YOUR INSTRUCTIONS: The task calls for every entry to be printed word for word, without the images.

GIVEN DATA:
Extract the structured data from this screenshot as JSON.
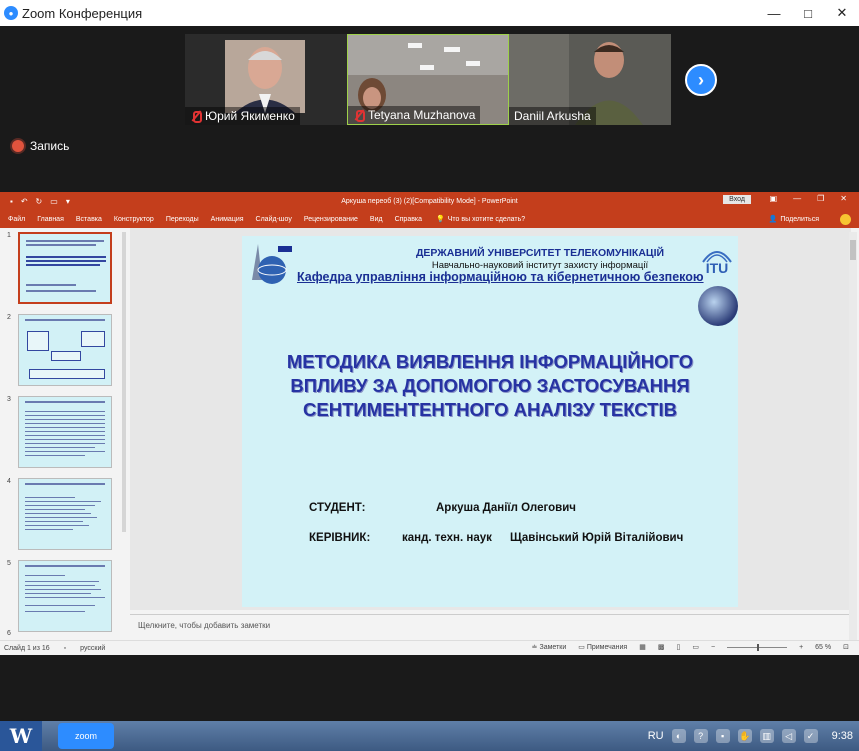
{
  "zoom": {
    "window_title": "Zoom Конференция",
    "window_controls": {
      "minimize": "—",
      "maximize": "□",
      "close": "✕"
    },
    "participants": [
      {
        "name": "Юрий Якименко",
        "muted": true
      },
      {
        "name": "Tetyana Muzhanova",
        "muted": true
      },
      {
        "name": "Daniil Arkusha",
        "muted": false
      }
    ],
    "next_arrow": "›",
    "record_label": "Запись"
  },
  "powerpoint": {
    "doc_title": "Аркуша переоб (3) (2)[Compatibility Mode] - PowerPoint",
    "signin_label": "Вход",
    "ribbon_tabs": [
      "Файл",
      "Главная",
      "Вставка",
      "Конструктор",
      "Переходы",
      "Анимация",
      "Слайд-шоу",
      "Рецензирование",
      "Вид",
      "Справка"
    ],
    "tell_me": "Что вы хотите сделать?",
    "share_label": "Поделиться",
    "thumbnail_numbers": [
      "1",
      "2",
      "3",
      "4",
      "5",
      "6"
    ],
    "slide": {
      "university": "ДЕРЖАВНИЙ УНІВЕРСИТЕТ ТЕЛЕКОМУНІКАЦІЙ",
      "institute": "Навчально-науковий інститут захисту інформації",
      "department": "Кафедра управління інформаційною та кібернетичною безпекою",
      "itu_logo_text": "ITU",
      "title_lines": [
        "МЕТОДИКА ВИЯВЛЕННЯ ІНФОРМАЦІЙНОГО",
        "ВПЛИВУ ЗА ДОПОМОГОЮ ЗАСТОСУВАННЯ",
        "СЕНТИМЕНТЕНТНОГО АНАЛІЗУ ТЕКСТІВ"
      ],
      "student_label": "СТУДЕНТ:",
      "student_name": "Аркуша Даніїл Олегович",
      "supervisor_label": "КЕРІВНИК:",
      "supervisor_degree": "канд. техн. наук",
      "supervisor_name": "Щавінський Юрій Віталійович"
    },
    "notes_placeholder": "Щелкните, чтобы добавить заметки",
    "status": {
      "slide_count": "Слайд 1 из 16",
      "language": "русский",
      "notes_btn": "Заметки",
      "comments_btn": "Примечания",
      "zoom_level": "65 %"
    }
  },
  "taskbar": {
    "word_label": "W",
    "zoom_label": "zoom",
    "language": "RU",
    "time": "9:38"
  },
  "colors": {
    "ppt_accent": "#c43e1c",
    "zoom_blue": "#2d8cff",
    "slide_bg": "#d3f2f7",
    "slide_title": "#2633a3"
  }
}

OUTPUT:
Extract the structured data from this screenshot as JSON.
{
  "zoom": {
    "window_title": "Zoom Конференция",
    "window_controls": {
      "minimize": "—",
      "maximize": "□",
      "close": "✕"
    },
    "participants": [
      {
        "name": "Юрий Якименко",
        "muted": true
      },
      {
        "name": "Tetyana Muzhanova",
        "muted": true
      },
      {
        "name": "Daniil Arkusha",
        "muted": false
      }
    ],
    "next_arrow": "›",
    "record_label": "Запись"
  },
  "powerpoint": {
    "doc_title": "Аркуша переоб (3) (2)[Compatibility Mode] - PowerPoint",
    "signin_label": "Вход",
    "ribbon_tabs": [
      "Файл",
      "Главная",
      "Вставка",
      "Конструктор",
      "Переходы",
      "Анимация",
      "Слайд-шоу",
      "Рецензирование",
      "Вид",
      "Справка"
    ],
    "tell_me": "Что вы хотите сделать?",
    "share_label": "Поделиться",
    "thumbnail_numbers": [
      "1",
      "2",
      "3",
      "4",
      "5",
      "6"
    ],
    "slide": {
      "university": "ДЕРЖАВНИЙ УНІВЕРСИТЕТ ТЕЛЕКОМУНІКАЦІЙ",
      "institute": "Навчально-науковий інститут захисту інформації",
      "department": "Кафедра управління інформаційною та кібернетичною безпекою",
      "itu_logo_text": "ITU",
      "title_lines": [
        "МЕТОДИКА ВИЯВЛЕННЯ ІНФОРМАЦІЙНОГО",
        "ВПЛИВУ ЗА ДОПОМОГОЮ ЗАСТОСУВАННЯ",
        "СЕНТИМЕНТЕНТНОГО АНАЛІЗУ ТЕКСТІВ"
      ],
      "student_label": "СТУДЕНТ:",
      "student_name": "Аркуша Даніїл Олегович",
      "supervisor_label": "КЕРІВНИК:",
      "supervisor_degree": "канд. техн. наук",
      "supervisor_name": "Щавінський Юрій Віталійович"
    },
    "notes_placeholder": "Щелкните, чтобы добавить заметки",
    "status": {
      "slide_count": "Слайд 1 из 16",
      "language": "русский",
      "notes_btn": "Заметки",
      "comments_btn": "Примечания",
      "zoom_level": "65 %"
    }
  },
  "taskbar": {
    "word_label": "W",
    "zoom_label": "zoom",
    "language": "RU",
    "time": "9:38"
  },
  "colors": {
    "ppt_accent": "#c43e1c",
    "zoom_blue": "#2d8cff",
    "slide_bg": "#d3f2f7",
    "slide_title": "#2633a3"
  }
}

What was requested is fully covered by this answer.